Multiple windows for iPad

iOS 13 now supports side-by-side windows for the same app on iPad. This enables new experiences and drag-and-drop interactions between windows. This document shows you how to setup your application to support this feature, and introduces these new features.

Project Configuration

To configure your project for multiple windows, amend the info.plist to declare NSUserActivityTypes telling iOS your app will handle activities of this type, and UIApplicationSceneManifest to enable UIApplicationSupportsMultipleScenes for multiple windows and UISceneConfigurations to associate your scene with a storyboard.

<key>NSUserActivityTypes</key>
<array>
    <string>com.xamarin.Gallery.openDetail</string>
</array>
<key>UIApplicationSceneManifest</key>
<dict>
    <key>UIApplicationSupportsMultipleScenes</key>
    <true/>
    <key>UISceneConfigurations</key>
    <dict>
        <key>UIWindowSceneSessionRoleApplication</key>
        <array>
            <dict>
                <key>UISceneConfigurationName</key>
                <string>Default Configuration</string>
                <key>UISceneDelegateClassName</key>
                <string>SceneDelegate</string>
                <key>UISceneStoryboardFile</key>
                <string>Main</string>
            </dict>
        </array>
    </dict>
</dict>

Opening Multiple Windows

With your app open and running on an iPad, there are a few ways to open multiple windows of that app that iOS handles be default.

  • App Expose - tap the app icon in the dock to enter this mode while your app is open.
  • Slide Over - drag the app icon from the dock over the top of your running app to have a floating window.
  • Split Screen - drag the app icon from the dock to the edge of the iPad screen to create a new side-by-side window.

Additional interactions to enter a multiple window mode are available from within your application.

Drag from App - use a drag interaction within your app to start a new NSUserActivity just like dragging your app icon in previous examples.

When using a drag-and-drop interaction, you create an NSUserActivity and associate the data to be passed along to the new window you're asking iOS to open for you.

public UIDragItem [] GetItemsForBeginningDragSession (UICollectionView collectionView, IUIDragSession session, NSIndexPath indexPath)
{
    var selectedPhoto = GetPhoto (indexPath);

    var userActivity = selectedPhoto.OpenDetailUserActivity ();
    var itemProvider = new NSItemProvider (UIImage.FromFile (selectedPhoto.Name));
    itemProvider.RegisterObject (userActivity, NSItemProviderRepresentationVisibility.All);

    var dragItem = new UIDragItem (itemProvider) {
        LocalObject = selectedPhoto
    };

    return new [] { dragItem };
}

In the code above, the selectedPhoto model object has a method to return an NSUserActivity called OpenDetailUserActivity(). When the drag gesture is complete, the UIDragItem with present the userActivity via the NSItemProvider.

Explicit Actions - user gestures on buttons or links offer the ability to open a new window.

From the UIApplication you can start a new UISceneSession by calling RequestSceneSessionActivation.

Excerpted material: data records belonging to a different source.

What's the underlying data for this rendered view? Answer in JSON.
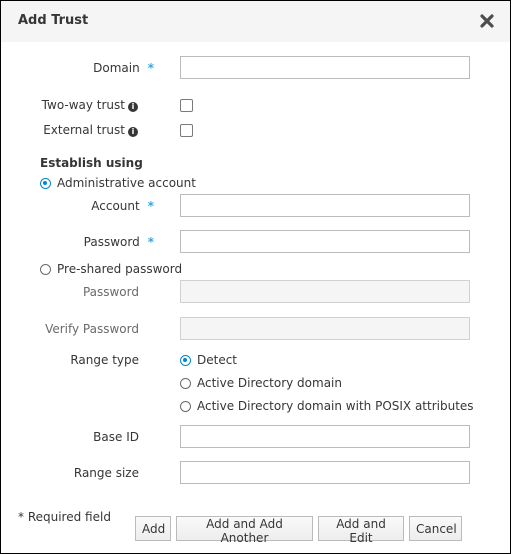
{
  "dialog": {
    "title": "Add Trust",
    "close_icon": "close-icon"
  },
  "fields": {
    "domain": {
      "label": "Domain",
      "required_mark": "*",
      "value": ""
    },
    "two_way_trust": {
      "label": "Two-way trust",
      "info_icon": "info-icon",
      "checked": false
    },
    "external_trust": {
      "label": "External trust",
      "info_icon": "info-icon",
      "checked": false
    }
  },
  "establish": {
    "heading": "Establish using",
    "admin_option": {
      "label": "Administrative account",
      "selected": true
    },
    "account": {
      "label": "Account",
      "required_mark": "*",
      "value": ""
    },
    "password": {
      "label": "Password",
      "required_mark": "*",
      "value": ""
    },
    "preshared_option": {
      "label": "Pre-shared password",
      "selected": false
    },
    "preshared_password": {
      "label": "Password",
      "value": "",
      "disabled": true
    },
    "verify_password": {
      "label": "Verify Password",
      "value": "",
      "disabled": true
    }
  },
  "range": {
    "label": "Range type",
    "options": [
      {
        "label": "Detect",
        "selected": true
      },
      {
        "label": "Active Directory domain",
        "selected": false
      },
      {
        "label": "Active Directory domain with POSIX attributes",
        "selected": false
      }
    ],
    "base_id": {
      "label": "Base ID",
      "value": ""
    },
    "range_size": {
      "label": "Range size",
      "value": ""
    }
  },
  "footer": {
    "required_note": "* Required field",
    "buttons": {
      "add": "Add",
      "add_another": "Add and Add Another",
      "add_edit": "Add and Edit",
      "cancel": "Cancel"
    }
  },
  "colors": {
    "accent": "#0088ce",
    "required": "#39a5dc",
    "header_bg": "#f5f5f5"
  }
}
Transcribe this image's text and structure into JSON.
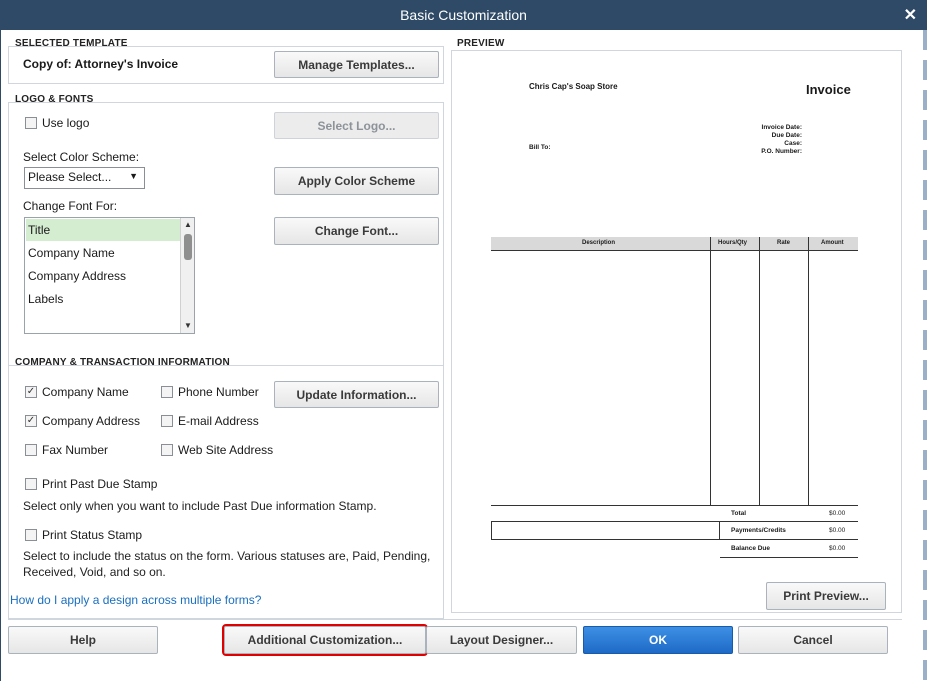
{
  "window": {
    "title": "Basic Customization",
    "close_glyph": "✕"
  },
  "selected_template": {
    "heading": "SELECTED TEMPLATE",
    "value": "Copy of: Attorney's Invoice",
    "manage_button": "Manage Templates..."
  },
  "logo_fonts": {
    "heading": "LOGO & FONTS",
    "use_logo_label": "Use logo",
    "use_logo_checked": false,
    "select_logo_button": "Select Logo...",
    "color_scheme_label": "Select Color Scheme:",
    "color_scheme_value": "Please Select...",
    "apply_color_button": "Apply Color Scheme",
    "change_font_label": "Change Font For:",
    "font_items": [
      "Title",
      "Company Name",
      "Company Address",
      "Labels"
    ],
    "selected_font_item": "Title",
    "change_font_button": "Change Font..."
  },
  "company_info": {
    "heading": "COMPANY & TRANSACTION INFORMATION",
    "checkboxes": [
      {
        "label": "Company Name",
        "checked": true
      },
      {
        "label": "Phone Number",
        "checked": false
      },
      {
        "label": "Company Address",
        "checked": true
      },
      {
        "label": "E-mail Address",
        "checked": false
      },
      {
        "label": "Fax Number",
        "checked": false
      },
      {
        "label": "Web Site Address",
        "checked": false
      }
    ],
    "update_button": "Update Information...",
    "past_due_label": "Print Past Due Stamp",
    "past_due_note": "Select only when you want to include Past Due information Stamp.",
    "status_label": "Print Status Stamp",
    "status_note": "Select to include the status on the form. Various statuses are, Paid, Pending, Received, Void, and so on."
  },
  "help_link": "How do I apply a design across multiple forms?",
  "preview": {
    "heading": "PREVIEW",
    "company": "Chris Cap's Soap Store",
    "doc_title": "Invoice",
    "date_labels": [
      "Invoice Date:",
      "Due Date:",
      "Case:",
      "P.O. Number:"
    ],
    "bill_to": "Bill To:",
    "columns": [
      "Description",
      "Hours/Qty",
      "Rate",
      "Amount"
    ],
    "totals": [
      {
        "label": "Total",
        "value": "$0.00"
      },
      {
        "label": "Payments/Credits",
        "value": "$0.00"
      },
      {
        "label": "Balance Due",
        "value": "$0.00"
      }
    ],
    "print_preview_button": "Print Preview..."
  },
  "footer": {
    "help": "Help",
    "additional": "Additional Customization...",
    "layout": "Layout Designer...",
    "ok": "OK",
    "cancel": "Cancel"
  },
  "colors": {
    "titlebar": "#2e4a66",
    "primary": "#1e6ac7",
    "highlight": "#e00000",
    "selection": "#d4ecd0"
  }
}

If an existing scene already exists, you should use that. By default a new scene will be created for you.

pubic void ItemSelected(UICollectionView collectionView, NSIndexPath indexPath)
{
    var userActivity = selectedPhoto.OpenDetailUserActivity ();

    UIApplication.SharedApplication.RequestSceneSessionActivation(
        sceneSession: null,
        userActivity: userActivity,
        options: null,
        errorHandler: null
    );
}

In this example, the userActivity is the only value passed to the RequestSceneSessionActivation method in order to open a new window of the application based on an explicit user action; in this case an ItemSelected handler of a UICollectionView.